• **WHAT YOU SHOULD DO**
Go through the records below line by line and report how many lines include "post", giving the number only.

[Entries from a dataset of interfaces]
Content starts

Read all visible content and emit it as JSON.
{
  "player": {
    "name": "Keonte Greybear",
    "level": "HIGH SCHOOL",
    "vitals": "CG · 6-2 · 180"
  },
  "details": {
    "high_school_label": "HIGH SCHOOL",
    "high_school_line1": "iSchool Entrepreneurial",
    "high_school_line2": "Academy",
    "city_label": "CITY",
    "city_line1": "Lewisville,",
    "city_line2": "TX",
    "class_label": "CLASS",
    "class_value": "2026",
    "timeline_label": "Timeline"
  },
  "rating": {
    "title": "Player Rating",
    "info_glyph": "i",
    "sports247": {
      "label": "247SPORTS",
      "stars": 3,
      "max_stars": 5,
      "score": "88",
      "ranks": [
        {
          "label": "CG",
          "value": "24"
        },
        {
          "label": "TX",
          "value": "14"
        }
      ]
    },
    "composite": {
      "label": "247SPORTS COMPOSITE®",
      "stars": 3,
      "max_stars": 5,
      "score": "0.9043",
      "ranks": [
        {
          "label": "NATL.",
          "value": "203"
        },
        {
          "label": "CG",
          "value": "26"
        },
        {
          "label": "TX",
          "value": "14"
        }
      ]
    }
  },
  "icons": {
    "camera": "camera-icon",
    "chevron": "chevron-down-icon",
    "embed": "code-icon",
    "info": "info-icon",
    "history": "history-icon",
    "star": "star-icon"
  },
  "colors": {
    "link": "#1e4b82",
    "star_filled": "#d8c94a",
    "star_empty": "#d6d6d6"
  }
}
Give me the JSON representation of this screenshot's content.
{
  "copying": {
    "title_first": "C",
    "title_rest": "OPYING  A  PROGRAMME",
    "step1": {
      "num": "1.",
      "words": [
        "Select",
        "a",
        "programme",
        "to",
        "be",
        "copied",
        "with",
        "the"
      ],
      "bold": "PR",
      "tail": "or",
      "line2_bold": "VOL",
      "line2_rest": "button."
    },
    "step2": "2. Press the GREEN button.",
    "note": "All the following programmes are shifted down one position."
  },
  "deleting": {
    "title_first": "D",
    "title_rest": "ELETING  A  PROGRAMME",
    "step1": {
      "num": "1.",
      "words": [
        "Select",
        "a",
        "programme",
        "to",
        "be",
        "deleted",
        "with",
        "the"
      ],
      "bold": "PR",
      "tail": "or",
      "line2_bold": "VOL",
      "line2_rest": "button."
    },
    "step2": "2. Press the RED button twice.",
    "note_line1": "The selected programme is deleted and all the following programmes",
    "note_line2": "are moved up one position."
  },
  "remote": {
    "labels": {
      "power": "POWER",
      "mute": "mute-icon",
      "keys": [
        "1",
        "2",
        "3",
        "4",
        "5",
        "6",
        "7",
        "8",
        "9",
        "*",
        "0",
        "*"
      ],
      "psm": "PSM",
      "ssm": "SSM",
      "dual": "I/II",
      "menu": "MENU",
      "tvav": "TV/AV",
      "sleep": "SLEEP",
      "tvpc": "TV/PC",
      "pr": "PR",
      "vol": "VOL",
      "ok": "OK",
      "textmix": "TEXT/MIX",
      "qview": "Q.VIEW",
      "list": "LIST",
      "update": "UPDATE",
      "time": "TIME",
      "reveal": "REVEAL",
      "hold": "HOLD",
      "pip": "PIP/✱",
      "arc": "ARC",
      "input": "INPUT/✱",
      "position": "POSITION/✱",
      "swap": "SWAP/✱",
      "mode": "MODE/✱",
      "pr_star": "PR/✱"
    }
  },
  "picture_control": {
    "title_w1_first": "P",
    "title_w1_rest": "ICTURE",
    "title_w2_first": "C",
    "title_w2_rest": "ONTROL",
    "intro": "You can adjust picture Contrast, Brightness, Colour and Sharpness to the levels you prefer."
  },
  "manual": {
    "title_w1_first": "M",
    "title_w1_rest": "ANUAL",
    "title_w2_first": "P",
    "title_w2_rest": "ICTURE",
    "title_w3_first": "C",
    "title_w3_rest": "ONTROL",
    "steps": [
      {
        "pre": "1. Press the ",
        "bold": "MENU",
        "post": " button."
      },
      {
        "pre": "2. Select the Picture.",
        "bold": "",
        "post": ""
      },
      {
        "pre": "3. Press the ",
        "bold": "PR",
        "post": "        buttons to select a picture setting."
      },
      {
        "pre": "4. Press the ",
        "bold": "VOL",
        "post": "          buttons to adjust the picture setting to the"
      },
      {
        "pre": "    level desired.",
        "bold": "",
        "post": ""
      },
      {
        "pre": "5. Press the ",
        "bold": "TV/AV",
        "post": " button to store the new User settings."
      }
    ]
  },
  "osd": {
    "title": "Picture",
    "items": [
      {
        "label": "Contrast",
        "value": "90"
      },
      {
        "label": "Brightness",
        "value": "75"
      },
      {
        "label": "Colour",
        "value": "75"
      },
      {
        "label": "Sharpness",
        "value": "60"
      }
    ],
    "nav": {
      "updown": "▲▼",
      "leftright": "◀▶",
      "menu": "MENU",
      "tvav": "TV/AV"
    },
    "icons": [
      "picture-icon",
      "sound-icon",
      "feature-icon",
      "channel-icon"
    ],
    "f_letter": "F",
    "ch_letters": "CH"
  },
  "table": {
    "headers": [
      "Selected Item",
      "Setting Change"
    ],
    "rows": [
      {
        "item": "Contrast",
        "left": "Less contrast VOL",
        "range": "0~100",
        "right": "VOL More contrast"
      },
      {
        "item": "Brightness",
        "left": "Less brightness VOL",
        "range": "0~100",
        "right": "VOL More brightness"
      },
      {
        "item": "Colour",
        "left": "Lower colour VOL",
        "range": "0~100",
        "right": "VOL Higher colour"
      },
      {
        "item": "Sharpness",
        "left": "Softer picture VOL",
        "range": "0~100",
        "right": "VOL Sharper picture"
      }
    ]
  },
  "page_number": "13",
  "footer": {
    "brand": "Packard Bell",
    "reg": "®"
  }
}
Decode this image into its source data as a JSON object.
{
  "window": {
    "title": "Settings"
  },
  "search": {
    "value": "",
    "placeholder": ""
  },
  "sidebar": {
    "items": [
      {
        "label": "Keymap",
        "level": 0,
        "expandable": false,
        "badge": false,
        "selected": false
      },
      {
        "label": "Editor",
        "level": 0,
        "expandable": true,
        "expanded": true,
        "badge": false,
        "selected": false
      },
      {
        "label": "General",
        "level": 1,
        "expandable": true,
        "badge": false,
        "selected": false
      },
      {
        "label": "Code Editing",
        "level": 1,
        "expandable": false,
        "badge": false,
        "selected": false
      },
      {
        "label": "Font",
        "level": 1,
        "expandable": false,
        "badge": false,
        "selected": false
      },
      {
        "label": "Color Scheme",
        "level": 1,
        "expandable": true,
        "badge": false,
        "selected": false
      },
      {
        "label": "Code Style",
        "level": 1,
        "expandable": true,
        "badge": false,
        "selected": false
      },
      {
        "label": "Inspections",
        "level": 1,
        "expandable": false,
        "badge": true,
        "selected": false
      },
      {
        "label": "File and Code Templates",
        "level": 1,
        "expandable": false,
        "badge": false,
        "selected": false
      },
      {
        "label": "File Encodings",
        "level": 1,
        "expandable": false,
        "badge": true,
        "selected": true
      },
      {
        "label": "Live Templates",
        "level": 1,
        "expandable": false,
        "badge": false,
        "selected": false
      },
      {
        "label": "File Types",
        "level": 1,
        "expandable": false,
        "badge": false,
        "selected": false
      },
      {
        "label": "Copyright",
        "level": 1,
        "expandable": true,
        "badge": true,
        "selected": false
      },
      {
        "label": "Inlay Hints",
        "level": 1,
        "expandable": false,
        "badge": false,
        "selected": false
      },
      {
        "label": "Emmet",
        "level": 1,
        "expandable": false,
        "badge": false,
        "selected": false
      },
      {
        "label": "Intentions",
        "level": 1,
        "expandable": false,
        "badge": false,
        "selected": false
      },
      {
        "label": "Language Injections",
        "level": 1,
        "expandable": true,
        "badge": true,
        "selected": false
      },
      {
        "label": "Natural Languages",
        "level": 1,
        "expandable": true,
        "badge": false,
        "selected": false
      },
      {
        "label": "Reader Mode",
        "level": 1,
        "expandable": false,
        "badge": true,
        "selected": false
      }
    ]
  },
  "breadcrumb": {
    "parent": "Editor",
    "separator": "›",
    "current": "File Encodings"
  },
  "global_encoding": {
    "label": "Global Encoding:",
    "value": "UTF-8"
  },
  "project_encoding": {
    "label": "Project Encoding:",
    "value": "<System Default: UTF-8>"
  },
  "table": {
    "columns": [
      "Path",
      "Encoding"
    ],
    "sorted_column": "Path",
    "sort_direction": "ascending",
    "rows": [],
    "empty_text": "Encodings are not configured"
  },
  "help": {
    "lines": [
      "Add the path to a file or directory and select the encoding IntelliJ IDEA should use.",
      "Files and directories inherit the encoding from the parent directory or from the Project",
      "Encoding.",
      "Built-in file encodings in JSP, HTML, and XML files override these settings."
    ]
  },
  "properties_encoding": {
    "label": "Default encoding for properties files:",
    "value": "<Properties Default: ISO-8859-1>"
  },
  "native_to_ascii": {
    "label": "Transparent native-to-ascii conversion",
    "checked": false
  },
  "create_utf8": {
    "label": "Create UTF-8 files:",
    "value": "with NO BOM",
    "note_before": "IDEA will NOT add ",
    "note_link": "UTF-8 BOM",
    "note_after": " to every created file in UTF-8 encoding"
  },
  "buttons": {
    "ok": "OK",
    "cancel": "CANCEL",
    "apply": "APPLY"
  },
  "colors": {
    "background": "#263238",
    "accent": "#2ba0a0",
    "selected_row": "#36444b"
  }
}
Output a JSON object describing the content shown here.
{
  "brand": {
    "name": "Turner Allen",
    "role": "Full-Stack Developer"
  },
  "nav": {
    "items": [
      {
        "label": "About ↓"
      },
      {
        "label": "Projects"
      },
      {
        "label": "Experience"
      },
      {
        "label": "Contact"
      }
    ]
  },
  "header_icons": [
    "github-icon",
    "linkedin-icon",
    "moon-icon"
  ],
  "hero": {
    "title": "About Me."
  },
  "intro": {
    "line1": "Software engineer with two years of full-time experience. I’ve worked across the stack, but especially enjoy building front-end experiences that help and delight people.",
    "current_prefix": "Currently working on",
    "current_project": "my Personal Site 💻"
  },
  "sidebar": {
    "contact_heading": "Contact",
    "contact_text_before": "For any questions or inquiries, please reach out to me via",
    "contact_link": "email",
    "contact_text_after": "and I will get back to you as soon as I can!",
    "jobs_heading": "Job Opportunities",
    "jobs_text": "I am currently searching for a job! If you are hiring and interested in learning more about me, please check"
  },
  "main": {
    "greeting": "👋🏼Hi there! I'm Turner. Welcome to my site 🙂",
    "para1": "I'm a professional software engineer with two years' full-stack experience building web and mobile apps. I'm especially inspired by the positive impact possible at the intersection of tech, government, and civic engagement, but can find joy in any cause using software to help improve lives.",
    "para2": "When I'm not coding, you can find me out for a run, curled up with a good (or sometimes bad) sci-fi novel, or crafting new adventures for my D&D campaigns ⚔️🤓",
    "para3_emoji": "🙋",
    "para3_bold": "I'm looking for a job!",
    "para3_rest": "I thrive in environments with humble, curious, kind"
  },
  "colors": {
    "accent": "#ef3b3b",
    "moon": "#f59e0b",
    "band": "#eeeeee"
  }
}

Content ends

• **REPLY TO THE EXERCISE**
6